Rotary Clubs as a concept are fairly well known, but how many of us truly know what they actually do? I didn’t in any particular depth, except that I assumed it was a social occasion.
Well, it’s certainly that, but it’s also more than that. On Wednesday just gone, I was invited along to the Margate Rotary Club (by the lovely Terry) to give a talk – my second invite in two years, which was a pleasure in itself, and this time I agreed to present “My Path to Publishing,” it’s something I can speak about ad infinitum if needed, given that I’m a published writer, but the Rotary Club had the good sense to suggest I speak for about 20 minutes or so. Quite right, or we’d probably still be there even now.
But I was able to learn about the workings of the Rotary Club as well, and that they are far more than perhaps the vision I had formed in my head from somewhere.
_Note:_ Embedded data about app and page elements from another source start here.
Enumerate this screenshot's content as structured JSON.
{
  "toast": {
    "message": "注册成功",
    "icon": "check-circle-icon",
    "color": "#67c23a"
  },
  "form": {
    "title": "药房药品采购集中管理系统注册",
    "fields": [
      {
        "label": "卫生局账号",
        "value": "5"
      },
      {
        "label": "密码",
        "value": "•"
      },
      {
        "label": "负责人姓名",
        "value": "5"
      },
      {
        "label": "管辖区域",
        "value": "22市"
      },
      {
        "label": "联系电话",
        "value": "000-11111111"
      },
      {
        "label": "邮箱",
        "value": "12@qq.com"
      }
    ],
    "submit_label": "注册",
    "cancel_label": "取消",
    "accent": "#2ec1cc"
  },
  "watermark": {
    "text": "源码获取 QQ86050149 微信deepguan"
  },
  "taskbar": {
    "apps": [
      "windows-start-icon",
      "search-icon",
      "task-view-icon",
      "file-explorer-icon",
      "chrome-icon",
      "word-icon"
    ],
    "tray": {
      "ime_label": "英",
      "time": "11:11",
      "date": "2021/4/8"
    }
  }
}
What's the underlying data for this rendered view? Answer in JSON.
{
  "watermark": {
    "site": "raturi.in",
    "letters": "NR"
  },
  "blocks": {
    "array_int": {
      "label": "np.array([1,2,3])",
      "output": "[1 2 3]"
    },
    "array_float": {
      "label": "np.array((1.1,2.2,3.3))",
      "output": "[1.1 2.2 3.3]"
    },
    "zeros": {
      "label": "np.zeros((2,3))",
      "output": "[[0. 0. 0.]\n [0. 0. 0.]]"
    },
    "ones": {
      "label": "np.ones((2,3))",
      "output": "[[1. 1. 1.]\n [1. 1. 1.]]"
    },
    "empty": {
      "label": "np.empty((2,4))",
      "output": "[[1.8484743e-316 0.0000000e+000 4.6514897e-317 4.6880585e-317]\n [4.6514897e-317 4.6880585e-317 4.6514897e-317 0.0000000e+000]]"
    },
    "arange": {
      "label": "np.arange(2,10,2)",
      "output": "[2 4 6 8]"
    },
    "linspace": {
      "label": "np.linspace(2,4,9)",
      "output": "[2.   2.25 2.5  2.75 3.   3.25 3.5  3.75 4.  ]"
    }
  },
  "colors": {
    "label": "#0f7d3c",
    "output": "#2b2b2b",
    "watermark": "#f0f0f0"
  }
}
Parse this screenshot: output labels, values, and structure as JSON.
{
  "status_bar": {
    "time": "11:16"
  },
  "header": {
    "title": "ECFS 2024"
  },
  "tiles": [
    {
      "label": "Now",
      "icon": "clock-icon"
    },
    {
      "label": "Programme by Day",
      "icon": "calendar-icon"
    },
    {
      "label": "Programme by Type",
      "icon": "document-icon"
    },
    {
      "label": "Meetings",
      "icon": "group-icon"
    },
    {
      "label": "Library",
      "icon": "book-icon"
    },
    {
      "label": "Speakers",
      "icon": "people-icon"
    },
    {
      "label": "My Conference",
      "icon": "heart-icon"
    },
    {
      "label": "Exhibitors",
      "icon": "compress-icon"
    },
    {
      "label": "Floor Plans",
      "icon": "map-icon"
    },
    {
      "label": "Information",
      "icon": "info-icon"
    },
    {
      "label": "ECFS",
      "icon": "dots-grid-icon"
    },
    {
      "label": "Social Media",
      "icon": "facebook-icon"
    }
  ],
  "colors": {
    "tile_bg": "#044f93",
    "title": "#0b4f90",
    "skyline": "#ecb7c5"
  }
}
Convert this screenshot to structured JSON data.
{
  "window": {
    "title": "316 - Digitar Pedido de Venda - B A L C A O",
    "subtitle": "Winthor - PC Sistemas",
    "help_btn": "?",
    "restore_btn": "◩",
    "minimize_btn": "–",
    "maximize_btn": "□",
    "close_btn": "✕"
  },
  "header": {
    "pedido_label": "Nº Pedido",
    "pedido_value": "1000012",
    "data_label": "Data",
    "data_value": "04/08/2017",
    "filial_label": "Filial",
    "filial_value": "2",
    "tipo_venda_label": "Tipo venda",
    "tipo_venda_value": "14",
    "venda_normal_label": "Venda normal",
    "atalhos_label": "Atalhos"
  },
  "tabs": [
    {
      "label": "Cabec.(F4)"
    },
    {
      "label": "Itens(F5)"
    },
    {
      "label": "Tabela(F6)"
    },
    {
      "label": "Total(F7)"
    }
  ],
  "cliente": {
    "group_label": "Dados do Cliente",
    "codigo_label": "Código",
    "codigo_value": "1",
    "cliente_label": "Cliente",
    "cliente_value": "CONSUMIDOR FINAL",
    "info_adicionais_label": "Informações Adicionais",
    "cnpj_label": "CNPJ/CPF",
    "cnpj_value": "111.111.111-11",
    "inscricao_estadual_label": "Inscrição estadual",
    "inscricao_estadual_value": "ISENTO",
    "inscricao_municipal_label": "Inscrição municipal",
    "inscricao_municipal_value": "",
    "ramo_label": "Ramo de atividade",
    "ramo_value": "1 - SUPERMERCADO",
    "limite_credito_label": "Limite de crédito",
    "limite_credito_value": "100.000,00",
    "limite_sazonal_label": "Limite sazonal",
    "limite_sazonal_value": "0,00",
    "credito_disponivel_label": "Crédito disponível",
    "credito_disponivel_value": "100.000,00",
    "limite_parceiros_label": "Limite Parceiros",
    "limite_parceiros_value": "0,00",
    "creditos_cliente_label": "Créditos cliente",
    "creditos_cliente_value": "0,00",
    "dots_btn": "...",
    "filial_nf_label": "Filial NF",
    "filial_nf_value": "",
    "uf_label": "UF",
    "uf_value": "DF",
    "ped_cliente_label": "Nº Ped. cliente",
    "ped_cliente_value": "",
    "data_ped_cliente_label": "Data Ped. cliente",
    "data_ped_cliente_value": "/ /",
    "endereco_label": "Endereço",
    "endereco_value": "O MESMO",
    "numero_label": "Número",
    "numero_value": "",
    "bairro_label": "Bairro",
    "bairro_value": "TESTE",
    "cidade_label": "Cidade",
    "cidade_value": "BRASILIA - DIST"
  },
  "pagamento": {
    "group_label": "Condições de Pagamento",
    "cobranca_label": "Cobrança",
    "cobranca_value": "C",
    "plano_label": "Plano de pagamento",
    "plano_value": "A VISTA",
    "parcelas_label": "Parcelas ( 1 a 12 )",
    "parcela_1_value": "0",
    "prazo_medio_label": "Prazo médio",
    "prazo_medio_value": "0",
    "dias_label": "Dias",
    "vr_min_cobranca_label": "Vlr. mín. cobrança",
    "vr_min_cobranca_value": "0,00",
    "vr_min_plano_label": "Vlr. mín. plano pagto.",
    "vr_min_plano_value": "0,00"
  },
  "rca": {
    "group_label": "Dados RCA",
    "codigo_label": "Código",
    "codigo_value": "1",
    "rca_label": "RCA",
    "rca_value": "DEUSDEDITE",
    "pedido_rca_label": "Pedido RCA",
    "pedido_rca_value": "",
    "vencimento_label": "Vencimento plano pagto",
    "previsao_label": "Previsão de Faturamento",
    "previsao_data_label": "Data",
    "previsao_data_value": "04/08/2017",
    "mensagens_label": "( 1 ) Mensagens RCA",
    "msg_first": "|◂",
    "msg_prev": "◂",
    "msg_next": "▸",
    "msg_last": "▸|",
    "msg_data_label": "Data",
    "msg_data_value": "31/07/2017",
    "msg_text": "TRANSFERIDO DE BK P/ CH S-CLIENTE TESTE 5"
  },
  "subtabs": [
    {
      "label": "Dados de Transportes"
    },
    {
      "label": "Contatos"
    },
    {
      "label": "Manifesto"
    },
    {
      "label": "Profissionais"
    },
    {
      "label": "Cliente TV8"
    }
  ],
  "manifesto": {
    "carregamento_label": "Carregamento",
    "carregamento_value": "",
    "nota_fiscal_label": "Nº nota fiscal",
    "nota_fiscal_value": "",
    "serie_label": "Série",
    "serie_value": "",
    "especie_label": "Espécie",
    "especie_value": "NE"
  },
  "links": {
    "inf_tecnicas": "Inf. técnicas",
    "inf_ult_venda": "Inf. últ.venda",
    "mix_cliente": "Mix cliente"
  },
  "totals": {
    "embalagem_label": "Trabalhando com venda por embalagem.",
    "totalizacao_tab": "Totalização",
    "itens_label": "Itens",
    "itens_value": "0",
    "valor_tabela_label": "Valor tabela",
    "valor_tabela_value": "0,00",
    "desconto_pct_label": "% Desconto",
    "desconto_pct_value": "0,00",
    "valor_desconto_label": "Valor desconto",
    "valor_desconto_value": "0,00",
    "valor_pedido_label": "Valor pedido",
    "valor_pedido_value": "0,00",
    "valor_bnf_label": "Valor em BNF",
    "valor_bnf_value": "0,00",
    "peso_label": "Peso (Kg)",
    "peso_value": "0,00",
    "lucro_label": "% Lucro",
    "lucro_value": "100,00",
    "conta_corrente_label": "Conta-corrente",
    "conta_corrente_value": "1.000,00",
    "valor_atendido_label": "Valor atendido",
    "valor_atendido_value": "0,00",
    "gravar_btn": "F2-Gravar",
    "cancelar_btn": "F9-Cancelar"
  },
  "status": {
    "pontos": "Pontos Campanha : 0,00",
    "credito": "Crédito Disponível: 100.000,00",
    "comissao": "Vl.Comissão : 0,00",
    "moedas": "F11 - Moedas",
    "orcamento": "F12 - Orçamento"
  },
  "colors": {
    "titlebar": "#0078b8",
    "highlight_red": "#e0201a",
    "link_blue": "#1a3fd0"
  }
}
I’m glad I had the chance to be corrected. I was sat with the president of the Club, as well as three others, and it was fascinating to talk to them.
I was fascinated by the international relationships they have across Europe and the charity work. The president was telling me about funds they had raised for projects in Africa and my hands were twitching to find a pen and write it all down in detail. Given that I’m a writer, I should have had those things on tap, but I never usually succeed in conforming to most stereotypes.
The gentleman to my right was talking about Academy FM and a lot else besides, and it made me appreciate that I didn’t listen to that station often enough – something I’ve corrected in the last few days – and the other things we talked about? Believe me when I say I haven’t laughed like that for a while, nor have I been so fascinated by the range of topics.
One thing I should say; I am naturally clumsy, due to having dyspraxia, and no-one even batted an eyelid when I spilled half a glass of water over the tablecloth and I muttered a panicked curse as I quickly mopped it up – and they were entirely forgiving when I did it again, at the end of dinner. In fact, I can say with all honesty that they were an incredibly welcoming group of people who had clearly come together for a common purpose – friendship, solidarity, and a desire to serve causes bigger than themselves. I certainly can’t fault them on that.
I rejigged the talk I was planning to give on the hoof as I discovered that a few of the Rotarians knew of me first from my columns in this own, esteemed news journal, so I enjoyed singing its praises for a few minutes, before moving on to talk about my experiences of writing more generally. I always enjoy speaking about things I’m interested in, but I always experience a flash of nerves for the five minutes immediately beforehand – the mind is a complex beast. But when I am confronted by a room full of welcoming, friendly people, and asked intelligent, thoughtful questions afterwards, my nerves settle almost instantly and I feel a sense of relief.
Rotary Clubs are brilliant places, focused on doing good work, and I commend the Margate Club as a wonderful example of this; if you want to do some good and meet new people, then perhaps this is a group for you. If they make you feel even 1/10th as cmfortable as they did to me as a guest (and it’ll be a lot more than that), then you’ll be in for a warm welcome.